(Items from an interface collection)

[Start of section]

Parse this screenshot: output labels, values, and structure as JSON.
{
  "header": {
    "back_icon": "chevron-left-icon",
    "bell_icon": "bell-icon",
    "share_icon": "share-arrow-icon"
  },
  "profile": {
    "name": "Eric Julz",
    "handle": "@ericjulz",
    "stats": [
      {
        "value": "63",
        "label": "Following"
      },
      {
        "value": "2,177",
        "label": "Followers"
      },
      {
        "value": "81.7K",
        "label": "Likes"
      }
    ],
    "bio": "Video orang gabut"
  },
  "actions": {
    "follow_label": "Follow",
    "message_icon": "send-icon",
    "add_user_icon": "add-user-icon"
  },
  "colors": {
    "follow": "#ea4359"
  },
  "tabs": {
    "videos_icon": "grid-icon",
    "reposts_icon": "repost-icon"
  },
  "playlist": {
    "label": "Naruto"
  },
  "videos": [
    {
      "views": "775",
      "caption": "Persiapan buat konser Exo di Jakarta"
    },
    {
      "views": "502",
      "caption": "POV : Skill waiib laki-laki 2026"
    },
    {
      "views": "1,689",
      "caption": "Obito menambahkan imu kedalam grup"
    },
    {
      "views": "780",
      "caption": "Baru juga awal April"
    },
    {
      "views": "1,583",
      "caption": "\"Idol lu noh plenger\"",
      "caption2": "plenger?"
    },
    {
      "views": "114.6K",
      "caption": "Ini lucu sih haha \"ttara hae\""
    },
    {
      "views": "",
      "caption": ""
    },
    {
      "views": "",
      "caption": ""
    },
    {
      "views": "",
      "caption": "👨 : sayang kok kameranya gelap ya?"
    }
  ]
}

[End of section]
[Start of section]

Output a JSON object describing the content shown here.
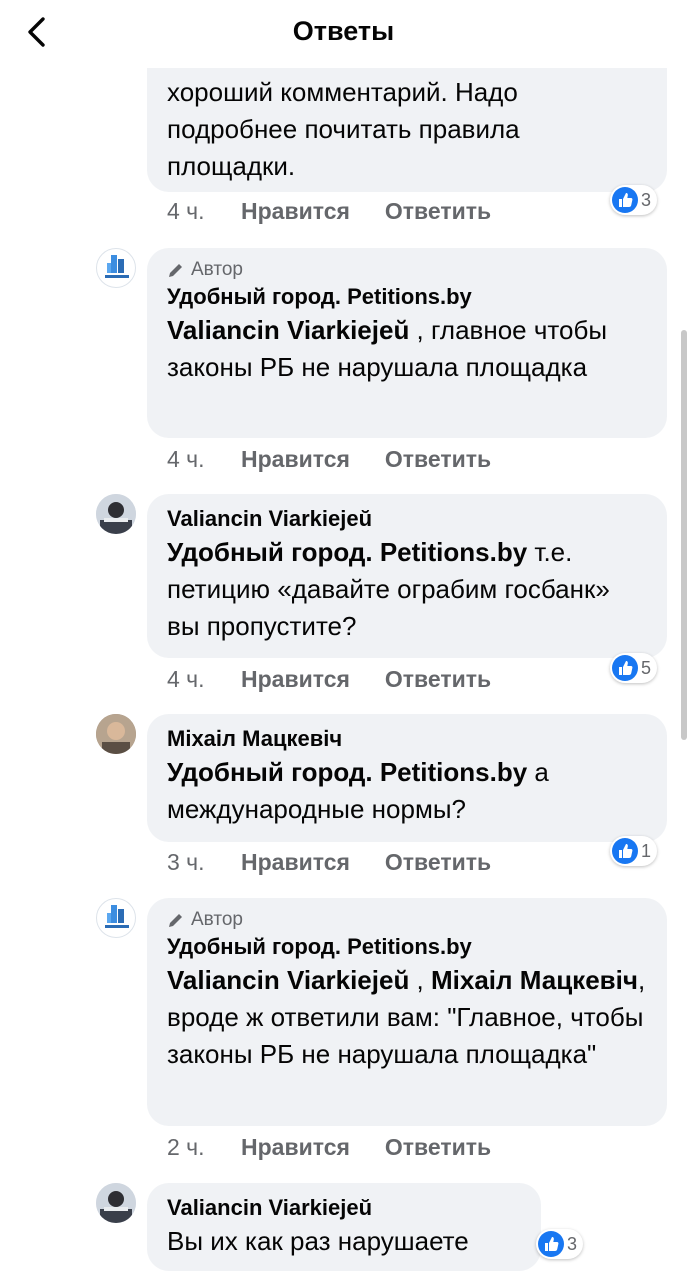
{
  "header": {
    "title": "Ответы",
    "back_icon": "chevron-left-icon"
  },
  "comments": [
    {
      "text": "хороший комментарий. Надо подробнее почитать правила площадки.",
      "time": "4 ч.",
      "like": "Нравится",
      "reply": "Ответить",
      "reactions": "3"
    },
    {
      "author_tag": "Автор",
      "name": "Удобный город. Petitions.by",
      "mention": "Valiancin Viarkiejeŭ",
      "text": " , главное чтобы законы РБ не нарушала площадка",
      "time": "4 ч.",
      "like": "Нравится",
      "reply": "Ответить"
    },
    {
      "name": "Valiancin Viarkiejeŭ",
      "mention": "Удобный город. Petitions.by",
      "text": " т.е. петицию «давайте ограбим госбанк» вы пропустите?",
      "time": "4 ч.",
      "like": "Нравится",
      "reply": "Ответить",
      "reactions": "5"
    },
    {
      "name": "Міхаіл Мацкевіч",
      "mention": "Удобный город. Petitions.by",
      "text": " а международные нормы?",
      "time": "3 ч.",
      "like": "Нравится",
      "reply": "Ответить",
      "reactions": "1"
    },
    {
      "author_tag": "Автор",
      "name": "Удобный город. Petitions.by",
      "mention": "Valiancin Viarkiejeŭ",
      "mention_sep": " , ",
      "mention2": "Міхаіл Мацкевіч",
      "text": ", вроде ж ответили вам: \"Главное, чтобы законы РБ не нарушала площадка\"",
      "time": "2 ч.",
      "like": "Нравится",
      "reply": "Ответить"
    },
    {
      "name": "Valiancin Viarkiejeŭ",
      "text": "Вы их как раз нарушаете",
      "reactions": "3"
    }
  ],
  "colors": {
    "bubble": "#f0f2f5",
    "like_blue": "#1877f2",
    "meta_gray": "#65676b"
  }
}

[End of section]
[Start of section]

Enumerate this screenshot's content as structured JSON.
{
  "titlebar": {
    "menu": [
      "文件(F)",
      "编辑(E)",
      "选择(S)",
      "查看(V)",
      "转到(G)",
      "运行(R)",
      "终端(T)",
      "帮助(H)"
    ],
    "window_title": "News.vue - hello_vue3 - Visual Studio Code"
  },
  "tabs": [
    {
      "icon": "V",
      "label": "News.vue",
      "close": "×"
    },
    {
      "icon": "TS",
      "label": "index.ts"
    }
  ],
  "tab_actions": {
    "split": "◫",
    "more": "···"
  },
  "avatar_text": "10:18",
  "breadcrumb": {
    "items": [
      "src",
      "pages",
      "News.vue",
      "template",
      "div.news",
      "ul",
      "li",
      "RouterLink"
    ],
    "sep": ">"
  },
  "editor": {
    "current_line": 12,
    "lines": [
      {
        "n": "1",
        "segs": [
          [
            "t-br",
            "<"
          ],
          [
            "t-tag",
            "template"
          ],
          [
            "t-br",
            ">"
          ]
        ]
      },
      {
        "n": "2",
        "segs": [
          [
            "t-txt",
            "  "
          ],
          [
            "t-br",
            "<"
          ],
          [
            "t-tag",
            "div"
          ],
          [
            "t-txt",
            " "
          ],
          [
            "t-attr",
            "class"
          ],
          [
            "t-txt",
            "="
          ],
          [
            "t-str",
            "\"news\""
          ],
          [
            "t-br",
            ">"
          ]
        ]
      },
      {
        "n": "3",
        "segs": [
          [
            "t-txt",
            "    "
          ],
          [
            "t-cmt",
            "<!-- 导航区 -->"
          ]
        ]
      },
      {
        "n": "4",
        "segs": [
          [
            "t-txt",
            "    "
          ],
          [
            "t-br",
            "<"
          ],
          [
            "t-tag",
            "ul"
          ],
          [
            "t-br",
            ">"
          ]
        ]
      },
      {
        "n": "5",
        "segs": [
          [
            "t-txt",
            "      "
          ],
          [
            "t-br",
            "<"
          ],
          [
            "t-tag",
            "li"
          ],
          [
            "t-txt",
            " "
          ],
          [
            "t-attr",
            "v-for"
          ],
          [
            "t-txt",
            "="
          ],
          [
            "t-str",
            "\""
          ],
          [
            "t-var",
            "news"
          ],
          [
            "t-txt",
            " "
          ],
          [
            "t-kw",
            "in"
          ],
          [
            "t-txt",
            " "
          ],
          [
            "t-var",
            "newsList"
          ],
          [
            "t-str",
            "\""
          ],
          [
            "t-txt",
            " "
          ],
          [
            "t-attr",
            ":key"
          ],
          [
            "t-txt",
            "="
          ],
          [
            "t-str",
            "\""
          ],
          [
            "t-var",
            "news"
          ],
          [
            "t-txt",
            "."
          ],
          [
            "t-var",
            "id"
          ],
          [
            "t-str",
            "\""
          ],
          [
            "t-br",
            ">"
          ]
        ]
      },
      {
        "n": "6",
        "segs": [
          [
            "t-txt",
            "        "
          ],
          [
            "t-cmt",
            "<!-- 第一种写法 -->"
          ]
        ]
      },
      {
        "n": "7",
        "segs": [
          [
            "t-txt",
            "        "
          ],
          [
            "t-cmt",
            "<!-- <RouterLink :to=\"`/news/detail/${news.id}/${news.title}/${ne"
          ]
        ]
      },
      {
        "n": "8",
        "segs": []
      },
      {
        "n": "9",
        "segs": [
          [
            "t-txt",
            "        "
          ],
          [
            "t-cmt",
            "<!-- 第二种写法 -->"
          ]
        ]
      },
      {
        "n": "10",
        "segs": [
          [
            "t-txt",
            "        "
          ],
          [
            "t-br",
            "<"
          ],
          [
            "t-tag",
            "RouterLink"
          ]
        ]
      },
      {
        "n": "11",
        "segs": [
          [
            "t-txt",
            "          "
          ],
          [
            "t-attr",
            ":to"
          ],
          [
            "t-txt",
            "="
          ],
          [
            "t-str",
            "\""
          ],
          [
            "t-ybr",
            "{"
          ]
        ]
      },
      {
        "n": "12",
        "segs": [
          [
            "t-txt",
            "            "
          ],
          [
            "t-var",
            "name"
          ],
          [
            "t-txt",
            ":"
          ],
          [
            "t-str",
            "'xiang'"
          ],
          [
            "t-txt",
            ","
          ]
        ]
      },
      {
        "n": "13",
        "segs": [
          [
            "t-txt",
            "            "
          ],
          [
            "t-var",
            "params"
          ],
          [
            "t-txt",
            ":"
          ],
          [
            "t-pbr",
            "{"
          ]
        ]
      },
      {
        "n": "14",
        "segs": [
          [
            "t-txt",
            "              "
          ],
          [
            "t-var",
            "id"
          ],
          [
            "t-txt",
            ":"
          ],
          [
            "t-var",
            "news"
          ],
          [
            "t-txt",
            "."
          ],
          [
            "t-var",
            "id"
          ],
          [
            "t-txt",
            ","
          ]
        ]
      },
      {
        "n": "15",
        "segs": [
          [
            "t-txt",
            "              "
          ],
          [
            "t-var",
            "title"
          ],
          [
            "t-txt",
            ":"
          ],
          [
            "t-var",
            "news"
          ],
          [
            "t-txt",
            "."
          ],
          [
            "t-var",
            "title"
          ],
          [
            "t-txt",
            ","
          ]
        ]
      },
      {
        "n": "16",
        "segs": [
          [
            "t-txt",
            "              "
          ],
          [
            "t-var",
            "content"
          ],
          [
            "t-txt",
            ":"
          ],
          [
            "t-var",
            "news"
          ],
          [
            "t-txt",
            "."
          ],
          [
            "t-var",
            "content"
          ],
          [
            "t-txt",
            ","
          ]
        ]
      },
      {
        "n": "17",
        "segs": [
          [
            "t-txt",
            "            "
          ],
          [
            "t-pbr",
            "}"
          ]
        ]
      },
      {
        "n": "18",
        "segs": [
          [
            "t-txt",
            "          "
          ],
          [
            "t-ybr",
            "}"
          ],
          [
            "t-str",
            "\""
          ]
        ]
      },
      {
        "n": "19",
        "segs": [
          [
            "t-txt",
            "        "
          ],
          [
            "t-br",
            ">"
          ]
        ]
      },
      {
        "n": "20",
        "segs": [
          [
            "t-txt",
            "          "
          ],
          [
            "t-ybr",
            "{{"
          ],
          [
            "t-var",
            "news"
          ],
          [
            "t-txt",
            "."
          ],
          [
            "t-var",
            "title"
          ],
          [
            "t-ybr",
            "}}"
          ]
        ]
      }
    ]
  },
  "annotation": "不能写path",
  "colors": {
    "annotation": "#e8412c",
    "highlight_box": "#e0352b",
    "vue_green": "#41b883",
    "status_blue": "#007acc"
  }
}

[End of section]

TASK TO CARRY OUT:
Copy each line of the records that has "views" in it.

OUTPUT OF THE TASK:
      "views": "775",
      "views": "502",
      "views": "1,689",
      "views": "780",
      "views": "1,583",
      "views": "114.6K",
      "views": "",
      "views": "",
      "views": "",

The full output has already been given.